There are few better ways of understanding a country than jumping on a train. Sri Lanka is no exception and this beautifully compact island nation with its contrasting countryside and coastline is perfect for exploration by rail. Ceylon Government Railways launched its first carriages in 1864 during the colonial period, and today, a century and a half later, Sri Lanka is a patchwork of train routes, operated by government and private companies. We were taking the grandly named Rajadhani Express which we had booked for less than a fiver for a ticket on the Colombo Fort to Matara branch which we were reliably informed would not only be the ‘most comfortable train journey you will ever take in Sri Lanka’ but crucially would drop us just a stone’s throw from where we were staying in the fishing town of Koggala.
I’m not much of a runner. I prefer to take things slow and enjoy the scenery. However, I will be joining 400 proper runners this evening at The North Face Night Rock Run in Ras Al Khaimah home to desert landscapes, such as Wadi Al Shawka.
I do like mountains however, and some of you will remember when I climbed Kilimanjaro and reached Uhuru Peak. I climbed with Exodus and Friends of Conservation for the Tanzania Porter Education Project and you were all very generous in your sponsorship.

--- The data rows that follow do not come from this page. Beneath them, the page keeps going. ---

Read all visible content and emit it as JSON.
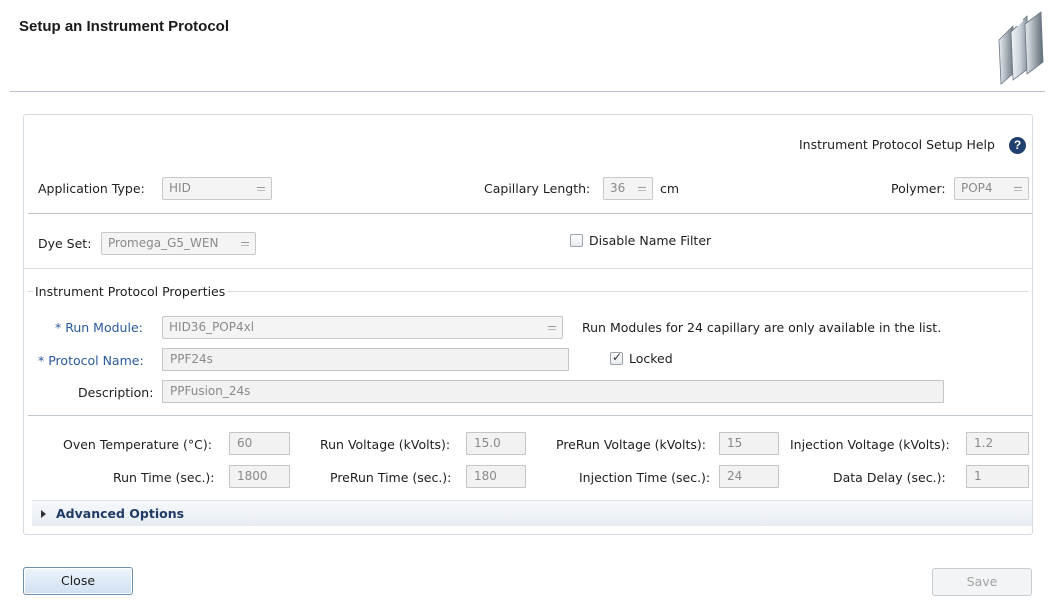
{
  "window": {
    "title": "Setup an Instrument Protocol"
  },
  "help": {
    "label": "Instrument Protocol Setup Help",
    "icon": "help-icon"
  },
  "application_type": {
    "label": "Application Type:",
    "value": "HID"
  },
  "capillary_length": {
    "label": "Capillary Length:",
    "value": "36",
    "unit": "cm"
  },
  "polymer": {
    "label": "Polymer:",
    "value": "POP4"
  },
  "dye_set": {
    "label": "Dye Set:",
    "value": "Promega_G5_WEN"
  },
  "disable_name_filter": {
    "label": "Disable Name Filter",
    "checked": false
  },
  "properties": {
    "legend": "Instrument Protocol Properties",
    "run_module": {
      "label": "Run Module:",
      "required_mark": "*",
      "value": "HID36_POP4xl",
      "note": "Run Modules for 24 capillary are only available in the list."
    },
    "protocol_name": {
      "label": "Protocol Name:",
      "required_mark": "*",
      "value": "PPF24s"
    },
    "locked": {
      "label": "Locked",
      "checked": true
    },
    "description": {
      "label": "Description:",
      "value": "PPFusion_24s"
    }
  },
  "parameters": {
    "oven_temperature": {
      "label": "Oven Temperature (°C):",
      "value": "60"
    },
    "run_voltage": {
      "label": "Run Voltage (kVolts):",
      "value": "15.0"
    },
    "prerun_voltage": {
      "label": "PreRun Voltage (kVolts):",
      "value": "15"
    },
    "injection_voltage": {
      "label": "Injection Voltage (kVolts):",
      "value": "1.2"
    },
    "run_time": {
      "label": "Run Time (sec.):",
      "value": "1800"
    },
    "prerun_time": {
      "label": "PreRun Time (sec.):",
      "value": "180"
    },
    "injection_time": {
      "label": "Injection Time (sec.):",
      "value": "24"
    },
    "data_delay": {
      "label": "Data Delay (sec.):",
      "value": "1"
    }
  },
  "advanced_options": {
    "label": "Advanced Options",
    "expanded": false
  },
  "buttons": {
    "close": "Close",
    "save": "Save"
  },
  "colors": {
    "required_label": "#2a5a9a",
    "advanced_text": "#1f3b66",
    "help_icon": "#1f3f6e",
    "close_button_border": "#6f8fb3"
  }
}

A few years ago I visited Nepal with Exodus and fell in love, not just with the landscapes but with the generosity and spirit of the Nepali people.